I can’t say I have a favorite—I mean they are all my babies! I like them all for different reasons. I LOVE when younger lesbians watch my earlier work, Laughing Matters and Laughing Matters…More because I think it’s really important to know about our journey. I am currently touring with my newest documentary, I Stand Corrected and I am extremely proud of this work. It took me five years to complete it and the subject of the film, Jennifer Leitham is someone everyone should know! Her beautiful spirit, extraordinary talent and raw honesty allows the audience to share her extraordinary journey.
You’ve won awards both for entertainment and activism. What is the connection between the two, and how can lesbians in the entertainment industry change the hearts and minds of mainstream audiences?
Great question. I guess the connection is that I’m focused on doing films that serve the LGBT community and document and preserve our stories. I really think this is my calling and I’m doing exactly what I’m supposed to do with my life. What’s great about being in the entertainment industry, especially creating TV productions and films is that you can really reach a lot of people for an indefinite amount of time. Before I got involved in film production, I would produce live shows regularly. The difference is you can only reach the amount of people who attend the show — maybe 1,000 or 2,000 people for that one night only. When I produce a film, it lives forever and reaches millions of people. My goal is to always find a way to share my work with LGBT and straight audiences alike. We are achieving that with “I Stand Corrected” and that makes me very happy! Even within our own LGBT community, I find we have a lot to learn about each other!

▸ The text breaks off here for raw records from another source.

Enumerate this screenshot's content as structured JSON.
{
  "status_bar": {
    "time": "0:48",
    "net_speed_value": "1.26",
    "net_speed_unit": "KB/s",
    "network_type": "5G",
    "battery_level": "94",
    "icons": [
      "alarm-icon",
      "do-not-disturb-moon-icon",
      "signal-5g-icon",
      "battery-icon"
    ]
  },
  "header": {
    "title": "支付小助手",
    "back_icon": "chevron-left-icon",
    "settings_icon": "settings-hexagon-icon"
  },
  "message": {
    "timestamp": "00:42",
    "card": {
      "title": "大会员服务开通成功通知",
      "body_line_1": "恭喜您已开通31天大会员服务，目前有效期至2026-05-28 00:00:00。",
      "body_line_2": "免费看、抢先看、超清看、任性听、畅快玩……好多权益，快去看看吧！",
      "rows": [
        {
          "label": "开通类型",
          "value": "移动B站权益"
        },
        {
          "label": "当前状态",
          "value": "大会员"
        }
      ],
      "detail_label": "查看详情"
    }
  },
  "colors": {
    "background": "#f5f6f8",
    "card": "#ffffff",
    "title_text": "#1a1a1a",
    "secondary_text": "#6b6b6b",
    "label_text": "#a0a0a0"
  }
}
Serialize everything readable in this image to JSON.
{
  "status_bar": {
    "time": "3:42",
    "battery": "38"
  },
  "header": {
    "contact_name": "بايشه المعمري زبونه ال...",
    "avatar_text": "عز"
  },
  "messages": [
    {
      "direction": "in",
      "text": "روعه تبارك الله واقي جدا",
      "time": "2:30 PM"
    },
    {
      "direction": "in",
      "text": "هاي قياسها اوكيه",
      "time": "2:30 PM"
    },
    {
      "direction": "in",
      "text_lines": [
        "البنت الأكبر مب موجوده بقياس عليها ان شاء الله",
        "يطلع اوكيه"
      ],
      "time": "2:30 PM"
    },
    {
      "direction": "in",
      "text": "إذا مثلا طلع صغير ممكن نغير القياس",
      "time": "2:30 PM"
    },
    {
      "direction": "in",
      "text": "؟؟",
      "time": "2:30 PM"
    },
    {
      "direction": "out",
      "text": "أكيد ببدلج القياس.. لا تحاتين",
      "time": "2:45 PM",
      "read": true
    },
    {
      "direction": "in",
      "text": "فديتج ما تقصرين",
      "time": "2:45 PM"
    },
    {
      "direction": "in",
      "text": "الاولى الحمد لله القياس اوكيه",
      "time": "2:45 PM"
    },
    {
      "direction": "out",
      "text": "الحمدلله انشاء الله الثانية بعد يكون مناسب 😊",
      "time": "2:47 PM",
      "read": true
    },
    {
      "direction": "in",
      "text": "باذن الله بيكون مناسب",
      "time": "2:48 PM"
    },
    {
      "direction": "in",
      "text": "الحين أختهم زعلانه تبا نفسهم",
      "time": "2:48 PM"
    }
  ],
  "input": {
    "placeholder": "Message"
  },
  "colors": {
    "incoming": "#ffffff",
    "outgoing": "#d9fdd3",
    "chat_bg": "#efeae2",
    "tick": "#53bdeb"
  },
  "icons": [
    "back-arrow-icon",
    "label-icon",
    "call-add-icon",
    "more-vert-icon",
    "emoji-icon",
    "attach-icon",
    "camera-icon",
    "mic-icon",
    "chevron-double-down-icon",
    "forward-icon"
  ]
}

How and when did you become involved with Pride of the Ocean?
I was an invited guest on their Bermuda Cruise last year. I had just completed I Stand Corrected and submitted it for their consideration. It was accepted and shown on the cruise. I met the most amazing people on that trip and loved the concept of a film festival at sea.
What is a Pride of the Ocean cruise like, and how does it differ from lesbian cruises
Well, the main difference is that there are gay men on the trip, which is wonderful. You haven’t truly had a gay vacation until you travel with a group of fun gay men! The amount of men and women attending was pretty equal. You have the option to attend all the screenings and workshops or just do your own thing. And you get to meet and mingle with the filmmakers throughout the trip. I liked it so much, we are offering it as a Women On A Roll trip this year! So, there will be lots of ladies on board! And of course, I am honored to chosen as the recipient of their Body of Work this year.
What’s coming up for you in 2013?
I just wrapped production on a short film that will be playing in film festivals. I’m very excited about it because it’s the first narrative I directed. It’s called Seamless and it’s extremely funny! It’s written by and Matthew Moore and stars Carlease Burke (Shameless, In Her Shoes) and Mindy Sterling (Austin Powers, Groundlings). I also started another documentary last year and hope to complete it before year end. It’s called Family Untied and it focuses on the Florida laws during the years Anita Bryant’s anti-gay campaign was in full force. Ronni Sanlo, an activist is the subject in which the story is told. She lost custody of her two children when she came out as lesbian in Florida in the late ’70s. It will be narrated by Meredith Baxter.